WHAT NEEDS TO BE DONE = Using the entries that follow, please report how many lines contain the word "label", with no other words.

SUPPLIED DATA =
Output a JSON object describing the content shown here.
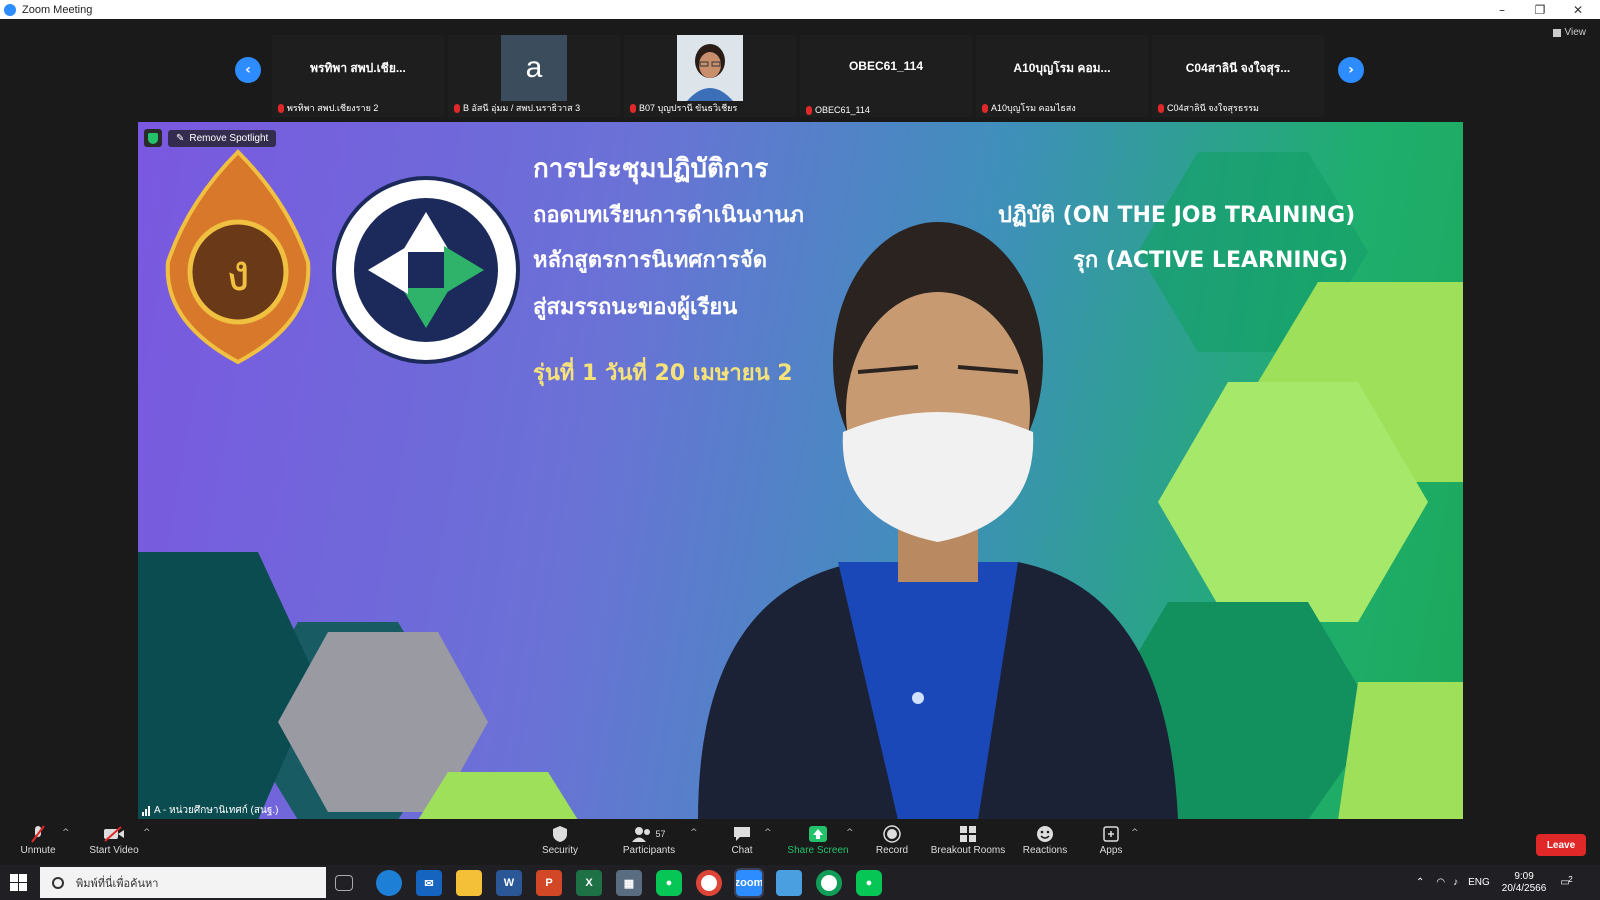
{
  "window": {
    "title": "Zoom Meeting",
    "controls": {
      "minimize": "–",
      "restore": "❐",
      "close": "✕"
    }
  },
  "view_button": {
    "label": "View"
  },
  "participant_strip": {
    "prev_icon": "chevron-left-icon",
    "next_icon": "chevron-right-icon",
    "tiles": [
      {
        "display": "พรทิพา สพป.เชีย...",
        "label": "พรทิพา สพป.เชียงราย 2",
        "muted": true,
        "kind": "name"
      },
      {
        "display": "a",
        "label": "B อัสนี อุ่มม / สพป.นราธิวาส 3",
        "muted": true,
        "kind": "letter"
      },
      {
        "display": "",
        "label": "B07 บุญปรานี ขันธวิเชียร",
        "muted": true,
        "kind": "photo"
      },
      {
        "display": "OBEC61_114",
        "label": "OBEC61_114",
        "muted": true,
        "kind": "name"
      },
      {
        "display": "A10บุญโรม คอม...",
        "label": "A10บุญโรม คอมไธสง",
        "muted": true,
        "kind": "name"
      },
      {
        "display": "C04สาลินี จงใจสุร...",
        "label": "C04สาลินี จงใจสุรธรรม",
        "muted": true,
        "kind": "name"
      }
    ]
  },
  "main_video": {
    "remove_spotlight": "Remove Spotlight",
    "speaker_name": "A - หน่วยศึกษานิเทศก์ (สนฐ.)",
    "slide": {
      "line1": "การประชุมปฏิบัติการ",
      "line2_left": "ถอดบทเรียนการดำเนินงานภ",
      "line2_right": "ปฏิบัติ (ON THE JOB TRAINING)",
      "line3_left": "หลักสูตรการนิเทศการจัด",
      "line3_right": "รุก (ACTIVE LEARNING)",
      "line4": "สู่สมรรถนะของผู้เรียน",
      "line5": "รุ่นที่ 1 วันที่ 20 เมษายน 2"
    }
  },
  "toolbar": {
    "unmute": "Unmute",
    "start_video": "Start Video",
    "security": "Security",
    "participants": "Participants",
    "participant_count": "57",
    "chat": "Chat",
    "share_screen": "Share Screen",
    "record": "Record",
    "breakout_rooms": "Breakout Rooms",
    "reactions": "Reactions",
    "apps": "Apps",
    "leave": "Leave",
    "caret": "^"
  },
  "taskbar": {
    "search_placeholder": "พิมพ์ที่นี่เพื่อค้นหา",
    "language": "ENG",
    "time": "9:09",
    "date": "20/4/2566",
    "notification_count": "2"
  },
  "colors": {
    "accent": "#2d8cff",
    "leave": "#e02828",
    "share": "#23c16b"
  }
}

RESPONSE AREA = 7